A third note, about the video game: The old PlayStation game of the same name is worth mentioning, since it included several sequences of real cel animation. Furthermore, the animation was not taken from this movie--it was created specifically for the game. What's really interesting is that the animation and characters in the game are true to Shirow's originals--the art looks like Shirow's, and the characters all have the personalities that they did in the comic (though the actual gameplay is of debatable quality).
US DVD Review
The DVD, one of the first anime DVDs produced, has just about anything you could ask for; it includes the English Dolby 5.1 and Japanese Dolby 2.0 soundtracks, English subtitles, the theatrical trailer, and a 30-minute extra feature about the making of Ghost in the Shell (in both Japanese and English, though there are no subtitles). The illustrated menus also provide access to a Manga Video Club trailer, and a promo video of coming (non-anime) Polygram Video DVDs, plus all the text information about Ghost in the Shell that you could possibly want--there is a detailed story synopsis, notes about the director and several other members of the production team, a long glossary of terms used in the movie, illustrations of and information about the main characters, and essays on a plethora of topics. The making-of video includes interviews with some of the creators, including a rare interview with Shirow himself (audio only, of course--photos or video of him have never been published).
There is a much newer 2-disc special edition version that takes this and does it one up: Remastered anamorphic widescreen video, and an absolutely unprecedented variety of audio options: 6.1 DTS-ES in English or Japanese, Dolby 5.1 in English or Japanese, and if you want, Spanish, French, Italian, and German stereo. Woah.
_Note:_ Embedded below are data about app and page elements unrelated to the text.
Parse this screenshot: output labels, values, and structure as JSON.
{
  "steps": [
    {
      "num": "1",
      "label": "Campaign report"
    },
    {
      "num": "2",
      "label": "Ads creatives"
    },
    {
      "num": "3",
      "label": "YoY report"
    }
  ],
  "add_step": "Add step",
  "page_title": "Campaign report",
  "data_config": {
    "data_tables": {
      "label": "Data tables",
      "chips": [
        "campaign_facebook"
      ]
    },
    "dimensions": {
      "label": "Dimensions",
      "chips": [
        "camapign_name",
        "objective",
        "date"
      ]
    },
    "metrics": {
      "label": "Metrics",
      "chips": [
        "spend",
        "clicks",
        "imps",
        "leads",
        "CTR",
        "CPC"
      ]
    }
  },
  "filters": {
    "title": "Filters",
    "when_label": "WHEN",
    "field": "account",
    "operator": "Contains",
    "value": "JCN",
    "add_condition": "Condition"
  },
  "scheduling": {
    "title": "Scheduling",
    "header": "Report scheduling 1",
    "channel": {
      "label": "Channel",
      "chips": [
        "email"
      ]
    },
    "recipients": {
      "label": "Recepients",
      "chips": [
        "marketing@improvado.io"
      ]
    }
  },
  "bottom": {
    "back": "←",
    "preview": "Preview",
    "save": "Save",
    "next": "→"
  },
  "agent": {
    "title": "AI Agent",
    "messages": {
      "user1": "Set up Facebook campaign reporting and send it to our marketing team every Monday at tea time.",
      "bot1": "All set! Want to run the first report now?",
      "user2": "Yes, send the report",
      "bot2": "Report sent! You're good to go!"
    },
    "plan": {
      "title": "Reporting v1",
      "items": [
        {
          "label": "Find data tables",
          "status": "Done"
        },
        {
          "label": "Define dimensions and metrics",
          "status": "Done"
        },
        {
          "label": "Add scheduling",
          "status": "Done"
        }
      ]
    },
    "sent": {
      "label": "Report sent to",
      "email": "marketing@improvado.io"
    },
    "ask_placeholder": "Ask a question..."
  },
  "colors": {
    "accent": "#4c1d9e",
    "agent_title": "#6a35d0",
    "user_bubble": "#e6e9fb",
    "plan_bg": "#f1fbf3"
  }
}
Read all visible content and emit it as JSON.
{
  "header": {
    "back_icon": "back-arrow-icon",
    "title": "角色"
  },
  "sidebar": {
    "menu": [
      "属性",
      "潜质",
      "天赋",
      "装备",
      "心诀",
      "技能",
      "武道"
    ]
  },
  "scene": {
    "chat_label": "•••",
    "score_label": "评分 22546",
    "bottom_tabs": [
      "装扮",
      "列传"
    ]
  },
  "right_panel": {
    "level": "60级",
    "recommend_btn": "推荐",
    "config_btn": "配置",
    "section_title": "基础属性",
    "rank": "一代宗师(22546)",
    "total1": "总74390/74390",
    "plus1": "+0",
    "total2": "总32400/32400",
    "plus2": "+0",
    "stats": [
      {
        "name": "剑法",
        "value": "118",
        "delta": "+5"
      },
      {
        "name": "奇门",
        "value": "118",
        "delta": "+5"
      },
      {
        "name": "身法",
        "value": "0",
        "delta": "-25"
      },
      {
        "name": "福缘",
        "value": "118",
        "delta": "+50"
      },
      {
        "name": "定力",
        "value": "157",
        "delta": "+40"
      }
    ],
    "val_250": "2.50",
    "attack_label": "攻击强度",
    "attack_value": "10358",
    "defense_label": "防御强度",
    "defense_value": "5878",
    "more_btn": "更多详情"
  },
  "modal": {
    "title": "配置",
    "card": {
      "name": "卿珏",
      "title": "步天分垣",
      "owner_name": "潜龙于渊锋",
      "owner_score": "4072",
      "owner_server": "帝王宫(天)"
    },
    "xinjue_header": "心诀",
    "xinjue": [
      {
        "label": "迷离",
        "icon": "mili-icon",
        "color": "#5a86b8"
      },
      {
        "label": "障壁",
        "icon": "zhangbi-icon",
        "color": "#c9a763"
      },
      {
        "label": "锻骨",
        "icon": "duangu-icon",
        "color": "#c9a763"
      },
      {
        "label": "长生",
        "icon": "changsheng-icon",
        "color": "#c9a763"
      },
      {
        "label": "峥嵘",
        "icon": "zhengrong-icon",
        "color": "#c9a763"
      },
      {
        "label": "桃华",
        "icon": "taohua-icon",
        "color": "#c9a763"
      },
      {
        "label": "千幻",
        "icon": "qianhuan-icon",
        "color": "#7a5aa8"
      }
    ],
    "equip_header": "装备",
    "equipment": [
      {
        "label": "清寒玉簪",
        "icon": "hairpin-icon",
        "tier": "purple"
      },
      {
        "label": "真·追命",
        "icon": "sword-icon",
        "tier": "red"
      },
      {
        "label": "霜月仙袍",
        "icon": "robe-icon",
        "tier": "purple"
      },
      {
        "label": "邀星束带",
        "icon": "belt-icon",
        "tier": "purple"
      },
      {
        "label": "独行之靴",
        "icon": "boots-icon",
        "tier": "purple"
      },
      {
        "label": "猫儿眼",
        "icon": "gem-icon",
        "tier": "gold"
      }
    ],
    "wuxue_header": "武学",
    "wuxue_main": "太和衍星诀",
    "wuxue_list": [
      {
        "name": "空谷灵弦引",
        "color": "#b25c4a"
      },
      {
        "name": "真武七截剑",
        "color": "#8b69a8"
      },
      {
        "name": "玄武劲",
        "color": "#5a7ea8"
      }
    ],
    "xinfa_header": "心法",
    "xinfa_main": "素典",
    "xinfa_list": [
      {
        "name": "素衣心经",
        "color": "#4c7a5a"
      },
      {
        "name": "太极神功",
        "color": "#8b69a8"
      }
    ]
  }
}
There's an entire second disc of biographies, character info, trailers, previews, and making-of stuff.
A combination of very graphic violence and some nudity make this more appropriate for the 16-up category.
Violence: 3 - Realistic and graphic (but relatively brief and not gratuitous) violence.
Nudity: 3 - Several brief scenes, though none are erotic (most are incidental and of a partly destroyed cyborg); there are also several scenes where the Major has a skin-colored bodysuit on that could easily be mistaken for nudity.
Sex/Mature Themes: 0 - Nothing.
Language: 3 - A fair amount of profanity.
Staff & Cast
Note: None of the US released versions include translations of the cast; these are personally translated and there may be errors. Names are given family name first.
Original Japanese Cast
Kusanagi Motoko: Tanaka Atsuko
Batou: Ohtsuka Akio
Togusa: Yamadera Hirokazu
Ishikawa: Nakano Yutaka
Aramaki: Ohki Tamio
Nakamura: Genda Tetsuaki
Dr. Willis: Namagi [?]
Foreign Minister: Yamauchi Masato
Diplomat: Ogawara Shinji
Aida: Miyamoto Mitsuru
Garbage Collectors: Yamaji Kazuhiro, Chiba Shigeru
Coroner: Ienaka Hiroshi
Old man: Matsuo Ginzo
Criminal: Matsuyama Takashi
[?]: Odaka Mitsuyoshi
Driver: Satou Masamichi
Operator: Hayashida Atsuko
Voice: Ueda Yuuji
[?]: Kameyama Toshiki
[?]: Gotou Atsushi
Girl (Kusanagi): Sakamoto [?]
Puppet Master: Kayumi Iemasa
Director: Tanaka Seichi
Screenplay: Itou Kazunori
Script: Iou Kazuyoshi
Animation Director: Nishikubo Toshihiko
Art Director: Ogura Hiromasa
Character Designs: Okiura Hiroyuki
Mechanical Designs: Kawamori Shouji, Okiura Hiroyuki
Weapon Designs: Iso Mitsuo
Producer: Okajima Takahiro
Music: Kawai Kenji
Song: See you everyday
Composed and Arranged by: Kawai Kenji
Lyrics: Pong Chack Man
Vocals: Fang Ka Wing
Chorus: Hirotani Junko